The family-owned Artistic Denim Mills (ADM) of DL1961 in Karachi, Pakistan is key to providing this level of transparency to consumers. By overseeing the entire manufacturing process under one roof, the brand says it can be responsible every step of the way for every pair of jeans. ADM also uses Jeanologia’s Environmental Impact Measurement (EIM) software to monitor the environmental impact of garment finishing processes in an efficient and economically viable manner.

ADM’s recent investment in Recover, a certified and traceable recycled cotton fiber, adds another layer of responsibility. In February, DL1961 introduced its first jeans made with the sustainable fiber.

Ella Jean’s digital label reveals that with 20% recycled cotton fibers, only 4.99 gallons of water and 0.63 kWh of energy were used during the manufacturing process. By comparison, the brand reports that a typical pair of jeans is made with around 1,500 gallons of water. However, DL1961 uses less than 8 gallons on average.

The jeans, which come in faded black and light blue, are available on DL1961’s website and sell for $209. A second pair of jeans with the QR code will be launched in the fall.

The digital label project is DL1961’s response to consumers’ post-pandemic shift towards more personal and conscious shopping. “Where a lot of people buy vintage and then tailor their jeans as a durable, customizable option, we wanted to take personalization to the next level,” said Sarah Ahmed, co-founder and chief creative officer of DL1961, adding that the Sharing measurable data for the end user should be part of this experience.

The Ella jeans are the first in a series of custom garments created for the Digital Tag Project by DL1961 in partnership with influencers, models, editors and environmental activists. Each participant met with the DL1961 design team for a personalization experience that involved trial-and-error on fit, fabric, wash, hardware, and other personalization details. Their preferences were then sent to the brand factory where each resource metric was tracked, recorded and entered into an individual website accessible via the digital tag.

Jean Ella

Contributors include content creators Sarah Corbett Winder, Noor Pahlavi and Natalie Suarez, stylist and sustainability consultant Mary Fellowes, Elle fashion director Alex White and many more.

Transparency is at the heart of several DL1961 initiatives. The brand recently wrapped up an exhibition at Frieze London from May 26-28 that explored its denim-making process.
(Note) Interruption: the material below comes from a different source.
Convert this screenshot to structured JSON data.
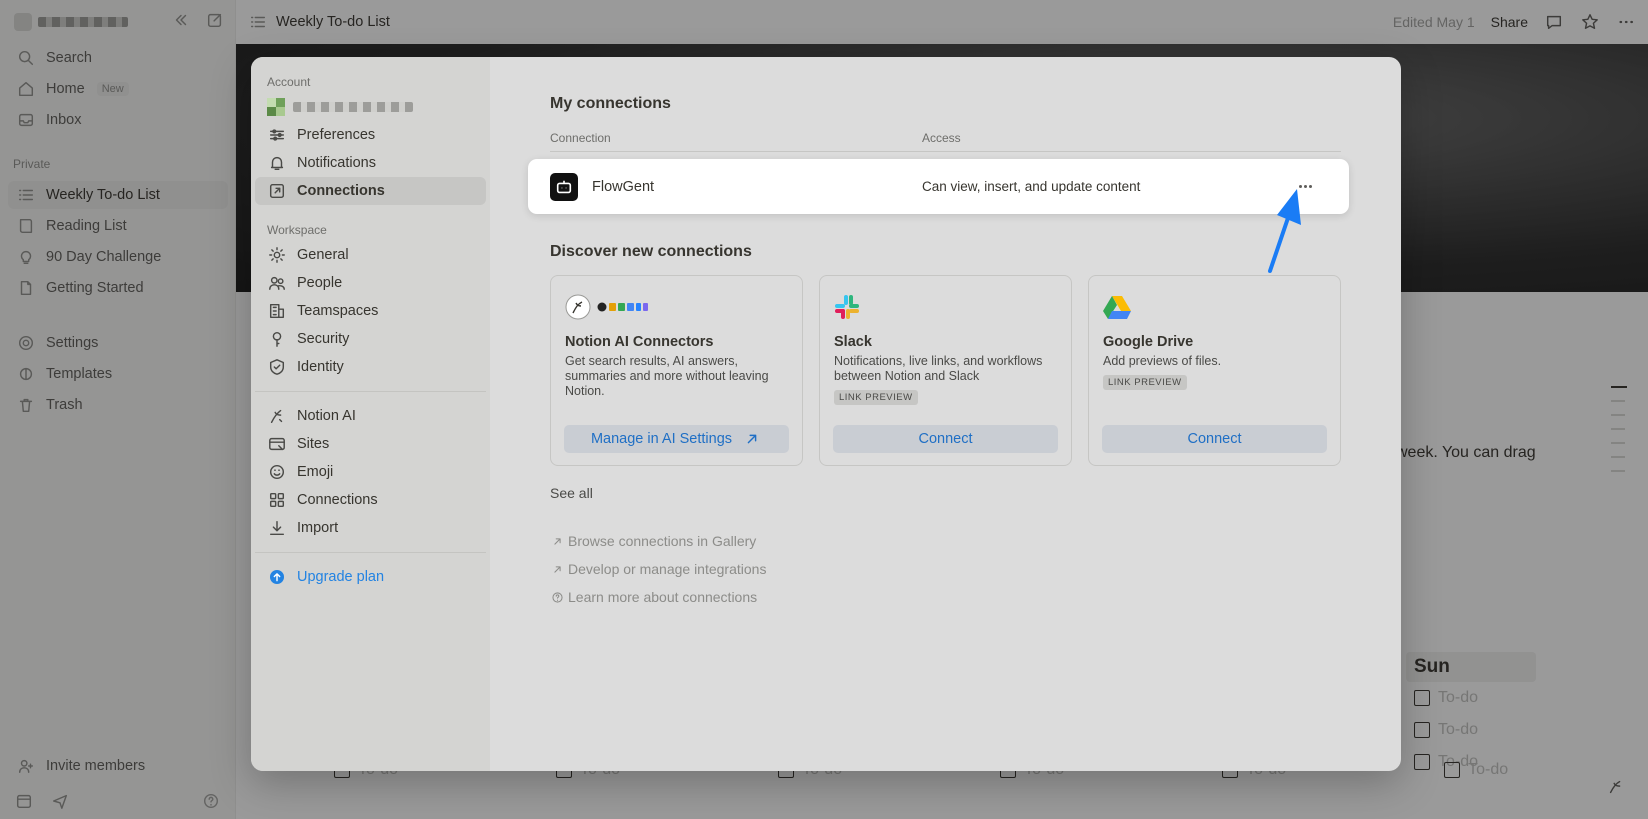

The immersive “Indigo” exhibit included five areas covering life on the factory floor, a “fiber forest” that featured Recover and Tencel, and a photo gallery of campaign images with Richards. An accompanying magazine gives a deeper insight into the processes.

“By presenting the raw materials broken down in this way, customers can get a true sense of the texture, density and feel of denim in its early days,” Ahmed said.

The exhibit also included models wearing custom garments commissioned by Ukrainian denim designer Ksenia Schnaider, fine art painter Marko Ristic, costume designer Timothy Gibbons and the brand’s in-house design team.

“The exhibition represents the global effort of denim designers, manufacturers and innovators,” she added. “It’s amazing how everyone involved pushed the envelope and was so passionate about every detail to bring every element of this exhibit to life. We are very lucky.